**Problem to solve:** Output the whole listing with nothing altered.

** Material shown follows **

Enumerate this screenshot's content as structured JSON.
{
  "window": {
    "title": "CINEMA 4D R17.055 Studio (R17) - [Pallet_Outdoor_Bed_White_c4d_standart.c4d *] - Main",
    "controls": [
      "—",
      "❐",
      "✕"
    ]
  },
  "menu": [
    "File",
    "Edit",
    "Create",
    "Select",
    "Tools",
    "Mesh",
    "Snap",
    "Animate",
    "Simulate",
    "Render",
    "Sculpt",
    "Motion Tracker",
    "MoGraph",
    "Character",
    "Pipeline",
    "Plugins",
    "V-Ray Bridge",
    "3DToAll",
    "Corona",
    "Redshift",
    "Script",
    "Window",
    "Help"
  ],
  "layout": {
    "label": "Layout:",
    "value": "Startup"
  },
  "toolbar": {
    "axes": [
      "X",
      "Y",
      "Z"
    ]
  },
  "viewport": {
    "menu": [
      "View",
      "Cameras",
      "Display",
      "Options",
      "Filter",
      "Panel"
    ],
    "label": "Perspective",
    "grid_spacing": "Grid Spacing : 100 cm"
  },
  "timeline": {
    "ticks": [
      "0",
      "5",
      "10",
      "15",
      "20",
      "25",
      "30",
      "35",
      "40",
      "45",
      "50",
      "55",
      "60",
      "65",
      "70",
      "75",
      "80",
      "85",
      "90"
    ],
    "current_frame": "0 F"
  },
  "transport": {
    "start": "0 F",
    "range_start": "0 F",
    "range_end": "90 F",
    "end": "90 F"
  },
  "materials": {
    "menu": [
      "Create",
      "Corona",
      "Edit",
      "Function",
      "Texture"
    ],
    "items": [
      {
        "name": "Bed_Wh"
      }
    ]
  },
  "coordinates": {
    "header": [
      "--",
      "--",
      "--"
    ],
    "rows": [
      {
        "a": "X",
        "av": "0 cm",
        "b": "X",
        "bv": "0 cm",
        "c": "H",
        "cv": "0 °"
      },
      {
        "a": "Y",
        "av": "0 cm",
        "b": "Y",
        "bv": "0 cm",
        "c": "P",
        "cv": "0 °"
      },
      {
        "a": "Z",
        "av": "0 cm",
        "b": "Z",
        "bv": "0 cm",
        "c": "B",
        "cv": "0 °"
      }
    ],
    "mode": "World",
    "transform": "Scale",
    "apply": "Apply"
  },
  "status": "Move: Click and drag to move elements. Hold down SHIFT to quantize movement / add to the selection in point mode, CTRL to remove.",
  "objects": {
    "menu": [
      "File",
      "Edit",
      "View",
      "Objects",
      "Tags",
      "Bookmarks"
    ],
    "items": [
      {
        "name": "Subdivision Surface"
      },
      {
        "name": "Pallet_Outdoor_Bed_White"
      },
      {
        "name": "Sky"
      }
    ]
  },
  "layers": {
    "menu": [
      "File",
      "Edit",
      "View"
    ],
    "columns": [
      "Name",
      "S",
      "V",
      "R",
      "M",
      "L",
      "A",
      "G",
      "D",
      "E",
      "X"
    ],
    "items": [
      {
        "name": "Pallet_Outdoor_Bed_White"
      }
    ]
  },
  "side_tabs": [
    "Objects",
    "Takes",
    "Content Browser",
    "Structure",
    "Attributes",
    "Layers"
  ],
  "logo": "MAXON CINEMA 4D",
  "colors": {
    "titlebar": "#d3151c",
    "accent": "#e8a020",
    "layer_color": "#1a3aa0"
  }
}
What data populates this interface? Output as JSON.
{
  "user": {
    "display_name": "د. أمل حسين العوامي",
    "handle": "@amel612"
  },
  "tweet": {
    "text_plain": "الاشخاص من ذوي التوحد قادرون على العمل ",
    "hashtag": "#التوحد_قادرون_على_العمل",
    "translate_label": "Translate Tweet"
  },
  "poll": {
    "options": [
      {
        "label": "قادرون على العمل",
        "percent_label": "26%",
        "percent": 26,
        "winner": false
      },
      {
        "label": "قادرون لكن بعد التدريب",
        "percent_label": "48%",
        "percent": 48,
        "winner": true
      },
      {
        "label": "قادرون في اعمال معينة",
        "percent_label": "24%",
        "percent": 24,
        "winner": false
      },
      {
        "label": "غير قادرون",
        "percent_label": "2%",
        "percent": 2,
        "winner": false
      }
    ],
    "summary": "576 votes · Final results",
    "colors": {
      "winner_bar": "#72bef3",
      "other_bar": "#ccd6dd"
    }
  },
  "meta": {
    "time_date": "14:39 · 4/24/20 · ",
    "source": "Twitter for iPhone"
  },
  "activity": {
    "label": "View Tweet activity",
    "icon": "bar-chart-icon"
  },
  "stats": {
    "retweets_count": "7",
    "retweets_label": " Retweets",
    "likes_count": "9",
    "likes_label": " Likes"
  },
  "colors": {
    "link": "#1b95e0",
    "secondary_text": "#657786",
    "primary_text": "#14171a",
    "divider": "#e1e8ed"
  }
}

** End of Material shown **

**Answer to this exercise:**
Enumerate this screenshot's content as structured JSON.
{
  "window": {
    "title": "CINEMA 4D R17.055 Studio (R17) - [Pallet_Outdoor_Bed_White_c4d_standart.c4d *] - Main",
    "controls": [
      "—",
      "❐",
      "✕"
    ]
  },
  "menu": [
    "File",
    "Edit",
    "Create",
    "Select",
    "Tools",
    "Mesh",
    "Snap",
    "Animate",
    "Simulate",
    "Render",
    "Sculpt",
    "Motion Tracker",
    "MoGraph",
    "Character",
    "Pipeline",
    "Plugins",
    "V-Ray Bridge",
    "3DToAll",
    "Corona",
    "Redshift",
    "Script",
    "Window",
    "Help"
  ],
  "layout": {
    "label": "Layout:",
    "value": "Startup"
  },
  "toolbar": {
    "axes": [
      "X",
      "Y",
      "Z"
    ]
  },
  "viewport": {
    "menu": [
      "View",
      "Cameras",
      "Display",
      "Options",
      "Filter",
      "Panel"
    ],
    "label": "Perspective",
    "grid_spacing": "Grid Spacing : 100 cm"
  },
  "timeline": {
    "ticks": [
      "0",
      "5",
      "10",
      "15",
      "20",
      "25",
      "30",
      "35",
      "40",
      "45",
      "50",
      "55",
      "60",
      "65",
      "70",
      "75",
      "80",
      "85",
      "90"
    ],
    "current_frame": "0 F"
  },
  "transport": {
    "start": "0 F",
    "range_start": "0 F",
    "range_end": "90 F",
    "end": "90 F"
  },
  "materials": {
    "menu": [
      "Create",
      "Corona",
      "Edit",
      "Function",
      "Texture"
    ],
    "items": [
      {
        "name": "Bed_Wh"
      }
    ]
  },
  "coordinates": {
    "header": [
      "--",
      "--",
      "--"
    ],
    "rows": [
      {
        "a": "X",
        "av": "0 cm",
        "b": "X",
        "bv": "0 cm",
        "c": "H",
        "cv": "0 °"
      },
      {
        "a": "Y",
        "av": "0 cm",
        "b": "Y",
        "bv": "0 cm",
        "c": "P",
        "cv": "0 °"
      },
      {
        "a": "Z",
        "av": "0 cm",
        "b": "Z",
        "bv": "0 cm",
        "c": "B",
        "cv": "0 °"
      }
    ],
    "mode": "World",
    "transform": "Scale",
    "apply": "Apply"
  },
  "status": "Move: Click and drag to move elements. Hold down SHIFT to quantize movement / add to the selection in point mode, CTRL to remove.",
  "objects": {
    "menu": [
      "File",
      "Edit",
      "View",
      "Objects",
      "Tags",
      "Bookmarks"
    ],
    "items": [
      {
        "name": "Subdivision Surface"
      },
      {
        "name": "Pallet_Outdoor_Bed_White"
      },
      {
        "name": "Sky"
      }
    ]
  },
  "layers": {
    "menu": [
      "File",
      "Edit",
      "View"
    ],
    "columns": [
      "Name",
      "S",
      "V",
      "R",
      "M",
      "L",
      "A",
      "G",
      "D",
      "E",
      "X"
    ],
    "items": [
      {
        "name": "Pallet_Outdoor_Bed_White"
      }
    ]
  },
  "side_tabs": [
    "Objects",
    "Takes",
    "Content Browser",
    "Structure",
    "Attributes",
    "Layers"
  ],
  "logo": "MAXON CINEMA 4D",
  "colors": {
    "titlebar": "#d3151c",
    "accent": "#e8a020",
    "layer_color": "#1a3aa0"
  }
}
What data populates this interface? Output as JSON.
{
  "user": {
    "display_name": "د. أمل حسين العوامي",
    "handle": "@amel612"
  },
  "tweet": {
    "text_plain": "الاشخاص من ذوي التوحد قادرون على العمل ",
    "hashtag": "#التوحد_قادرون_على_العمل",
    "translate_label": "Translate Tweet"
  },
  "poll": {
    "options": [
      {
        "label": "قادرون على العمل",
        "percent_label": "26%",
        "percent": 26,
        "winner": false
      },
      {
        "label": "قادرون لكن بعد التدريب",
        "percent_label": "48%",
        "percent": 48,
        "winner": true
      },
      {
        "label": "قادرون في اعمال معينة",
        "percent_label": "24%",
        "percent": 24,
        "winner": false
      },
      {
        "label": "غير قادرون",
        "percent_label": "2%",
        "percent": 2,
        "winner": false
      }
    ],
    "summary": "576 votes · Final results",
    "colors": {
      "winner_bar": "#72bef3",
      "other_bar": "#ccd6dd"
    }
  },
  "meta": {
    "time_date": "14:39 · 4/24/20 · ",
    "source": "Twitter for iPhone"
  },
  "activity": {
    "label": "View Tweet activity",
    "icon": "bar-chart-icon"
  },
  "stats": {
    "retweets_count": "7",
    "retweets_label": " Retweets",
    "likes_count": "9",
    "likes_label": " Likes"
  },
  "colors": {
    "link": "#1b95e0",
    "secondary_text": "#657786",
    "primary_text": "#14171a",
    "divider": "#e1e8ed"
  }
}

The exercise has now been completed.